Angela Mitchell-Phillips’ predominantly white church had a “come to Jesus” moment on race recently.
Her minister leaned over the pulpit and said something like: As God is my witness, I better not ever hear of anybody in this parish calling another human being an animal.
The congregation turned pin-drop silent. Mitchell-Phillips looked around the pews.
“I bet somebody did it,” she thought. “I bet he saw it on Facebook. And I bet he was pissed.”
The moment points to how raw and tense the issue of race has become in St. Louis, and around the country, since Ferguson police officer Darren Wilson fatally shot unarmed 18-year-old Michael Brown, leading to volatile days of protests.
It can be hard enough when family members are yelling at one another in front of the television, or are met with stony silence at the dinner table. But it can be even worse when you come across a post or comment on social media that leaves you stunned.
It’s hard to have a meaningful conversation in a limited, public space like social media. The aftermath of Ferguson has generated a rash of friend fallout.
“If you need to start a comment with ‘I’m not racist, but ...’ that’s probably a comment you don’t need to say (or write) out loud,” Mitchell-Phillips wrote on Facebook recently.
Mitchell-Phillips, 43, is an eighth-generation Missourian from the southern part of the state, a region she describes as “very, very conservative.” She now lives in suburban St. Louis, 30 miles from Ferguson.
She’s been watching the news and reaction on social media since the shooting. It’s been heartbreaking. A friend will post a provocative status, and she will read the comments. “It’s like they gave permission for others to say every last nasty, racist thought – stopping just short of the n-word – they have ever wanted to vent,” she said.
There have been more than a handful of friends and acquaintances, people she knows through her children’s activities and schools, who have done this – ones whom she considered good people and trusts to be in her life, around her children.
“Then, I see this person walks around with a heck of a lot of hate in them,” she said.
She’s hidden some people from her feed, tried to comment on a few threads and post her own Facebook statuses as rebuttals, but she’s walking a fine line.
“I don’t want some of these people who interact with my children to turn their hatred on my children because they know I don’t agree with them. I’m trying to defend my own beliefs while trying to protect my (kids) at the same time.”
She’s hardly alone.
The issue of race
A poll released recently by Pew found that black Americans are almost twice as likely as white Americans to say that the shooting “raises important issues about race that need to be discussed.”

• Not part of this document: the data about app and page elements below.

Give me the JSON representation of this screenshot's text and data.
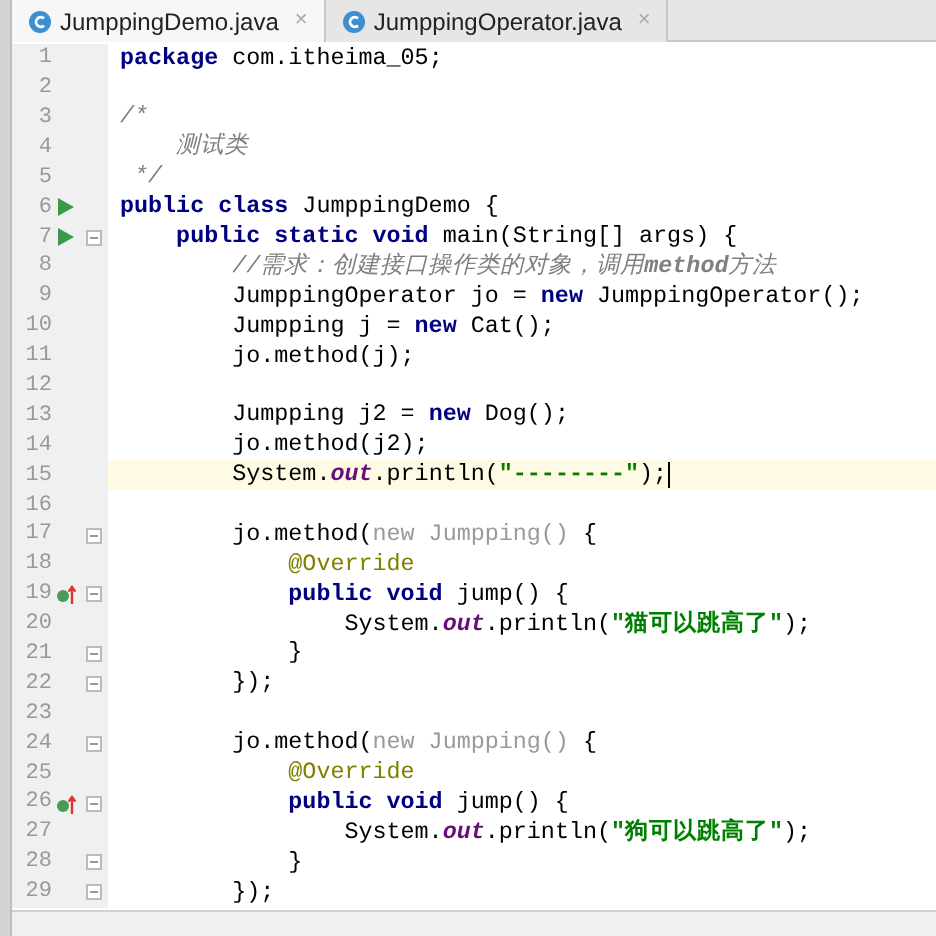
{
  "tabs": [
    {
      "label": "JumppingDemo.java",
      "selected": true,
      "close": "×"
    },
    {
      "label": "JumppingOperator.java",
      "selected": false,
      "close": "×"
    }
  ],
  "lines": [
    {
      "num": "1",
      "tokens": [
        {
          "text": "package",
          "kind": "kw"
        },
        {
          "text": " com.itheima_05;",
          "kind": "plain"
        }
      ]
    },
    {
      "num": "2"
    },
    {
      "num": "3",
      "tokens": [
        {
          "text": "/*",
          "kind": "comment"
        }
      ]
    },
    {
      "num": "4",
      "tokens": [
        {
          "text": "    测试类",
          "kind": "comment"
        }
      ]
    },
    {
      "num": "5",
      "tokens": [
        {
          "text": " */",
          "kind": "comment"
        }
      ]
    },
    {
      "num": "6",
      "kind": "run",
      "tokens": [
        {
          "text": "public class",
          "kind": "kw"
        },
        {
          "text": " JumppingDemo {",
          "kind": "plain"
        }
      ]
    },
    {
      "num": "7",
      "kind": "run",
      "fold": true,
      "tokens": [
        {
          "text": "    public static void",
          "kind": "kw"
        },
        {
          "text": " main(String[] args) {",
          "kind": "plain"
        }
      ]
    },
    {
      "num": "8",
      "tokens": [
        {
          "text": "        //需求：创建接口操作类的对象，调用",
          "kind": "comment"
        },
        {
          "text": "method",
          "kind": "comment-em"
        },
        {
          "text": "方法",
          "kind": "comment"
        }
      ]
    },
    {
      "num": "9",
      "tokens": [
        {
          "text": "        JumppingOperator jo = ",
          "kind": "plain"
        },
        {
          "text": "new",
          "kind": "kw"
        },
        {
          "text": " JumppingOperator();",
          "kind": "plain"
        }
      ]
    },
    {
      "num": "10",
      "tokens": [
        {
          "text": "        Jumpping j = ",
          "kind": "plain"
        },
        {
          "text": "new",
          "kind": "kw"
        },
        {
          "text": " Cat();",
          "kind": "plain"
        }
      ]
    },
    {
      "num": "11",
      "tokens": [
        {
          "text": "        jo.method(j);",
          "kind": "plain"
        }
      ]
    },
    {
      "num": "12"
    },
    {
      "num": "13",
      "tokens": [
        {
          "text": "        Jumpping j2 = ",
          "kind": "plain"
        },
        {
          "text": "new",
          "kind": "kw"
        },
        {
          "text": " Dog();",
          "kind": "plain"
        }
      ]
    },
    {
      "num": "14",
      "tokens": [
        {
          "text": "        jo.method(j2);",
          "kind": "plain"
        }
      ]
    },
    {
      "num": "15",
      "current": true,
      "tokens": [
        {
          "text": "        System.",
          "kind": "plain"
        },
        {
          "text": "out",
          "kind": "field"
        },
        {
          "text": ".println(",
          "kind": "plain"
        },
        {
          "text": "\"--------\"",
          "kind": "str"
        },
        {
          "text": ");",
          "kind": "plain"
        }
      ]
    },
    {
      "num": "16"
    },
    {
      "num": "17",
      "fold": true,
      "tokens": [
        {
          "text": "        jo.method(",
          "kind": "plain"
        },
        {
          "text": "new Jumpping()",
          "kind": "faded"
        },
        {
          "text": " {",
          "kind": "plain"
        }
      ]
    },
    {
      "num": "18",
      "tokens": [
        {
          "text": "            @Override",
          "kind": "annotation"
        }
      ]
    },
    {
      "num": "19",
      "kind": "override",
      "fold": true,
      "tokens": [
        {
          "text": "            public void",
          "kind": "kw"
        },
        {
          "text": " jump() {",
          "kind": "plain"
        }
      ]
    },
    {
      "num": "20",
      "tokens": [
        {
          "text": "                System.",
          "kind": "plain"
        },
        {
          "text": "out",
          "kind": "field"
        },
        {
          "text": ".println(",
          "kind": "plain"
        },
        {
          "text": "\"猫可以跳高了\"",
          "kind": "str"
        },
        {
          "text": ");",
          "kind": "plain"
        }
      ]
    },
    {
      "num": "21",
      "fold": true,
      "tokens": [
        {
          "text": "            }",
          "kind": "plain"
        }
      ]
    },
    {
      "num": "22",
      "fold": true,
      "tokens": [
        {
          "text": "        });",
          "kind": "plain"
        }
      ]
    },
    {
      "num": "23"
    },
    {
      "num": "24",
      "fold": true,
      "tokens": [
        {
          "text": "        jo.method(",
          "kind": "plain"
        },
        {
          "text": "new Jumpping()",
          "kind": "faded"
        },
        {
          "text": " {",
          "kind": "plain"
        }
      ]
    },
    {
      "num": "25",
      "tokens": [
        {
          "text": "            @Override",
          "kind": "annotation"
        }
      ]
    },
    {
      "num": "26",
      "kind": "override",
      "fold": true,
      "tokens": [
        {
          "text": "            public void",
          "kind": "kw"
        },
        {
          "text": " jump() {",
          "kind": "plain"
        }
      ]
    },
    {
      "num": "27",
      "tokens": [
        {
          "text": "                System.",
          "kind": "plain"
        },
        {
          "text": "out",
          "kind": "field"
        },
        {
          "text": ".println(",
          "kind": "plain"
        },
        {
          "text": "\"狗可以跳高了\"",
          "kind": "str"
        },
        {
          "text": ");",
          "kind": "plain"
        }
      ]
    },
    {
      "num": "28",
      "fold": true,
      "tokens": [
        {
          "text": "            }",
          "kind": "plain"
        }
      ]
    },
    {
      "num": "29",
      "fold": true,
      "tokens": [
        {
          "text": "        });",
          "kind": "plain"
        }
      ]
    }
  ]
}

A white woman in her 30s, who lives in St. Louis and did not want to give her name, had a tense exchange with a sibling over comments made on Facebook since the shooting. She has a very close relationship with her family, and deleted the offensive posts. She called her sibling and said: “I love you unconditionally; however, I can’t condone this. I don’t want people to think of you as a hateful person because that’s not how I see you.”
Her sibling became defensive.
“My feelings are horribly hurt,” the woman said. “A lot of people are scared.” Fear does not lend itself to clear, rational thinking.
The situation in Ferguson has forced race to the forefront for people who normally don’t have to think about it. And social media is not the most nuanced place to have a discussion. It has led people to take sides, to spread misinformation, to surround themselves with people who validate racist thoughts.
Until someone challenges them.
“It forces you to be introspective,” said the woman who called out her sibling. “You have never been profiled, have never been harassed (for your race). Trying to reconcile that with the fact that there are people who have been, that’s a hard thing. It’s hard to be honest with, ‘I have had a privilege that you have not had.’ That is a hard thing.”
At some point, you let it go, realizing you can’t change another person’s personal beliefs, she said. But she had to say her piece.
Teaching after tragedy
Vincent Flewellen, an African-American middle schoolteacher in the St. Louis area, will be teaching a class on Human Diversity and Social Justice at Washington University this semester. Out of tragedy comes such a huge learning opportunity, he said.
It’s a chance for people to speak out when they see hatred in their social media feeds.
“They need to call them out on that,” he said. A starting point may be, ‘I’m not sure you’re intending to sound like a racist, but it’s certainly what I’m hearing,’ ” said Flewellen. He said his white friends have reported seeing a number of “quite racist” comments from acquaintances recently.
“I have friends who have been crying over this, and the fact they have to defriend their friends because they are now showing their true colors,” he said.
People, especially in the heart of Midwest Nice, hate conflict.
“There are some things we are just scared of,” said Mitchell-Phillips, a writer and part-time educator. There are people in her writing classes who are so uncomfortable with conflict, they have trouble even writing about it in a work of fiction.
There is a fear that power and dignity are somehow finite, she said. If someone gets a little more, someone else loses a little. Mitchell-Phillips has been repeating to herself a verse she read long ago: “Rise so we all may rise.”
For now, the things she’s read have changed some relationships.
“The next time I see those people, I won’t see them the same way.”
Aisha Sultan is a St. Louis-based journalist who studies parenting in the digital age. On Twitter: @AishaS.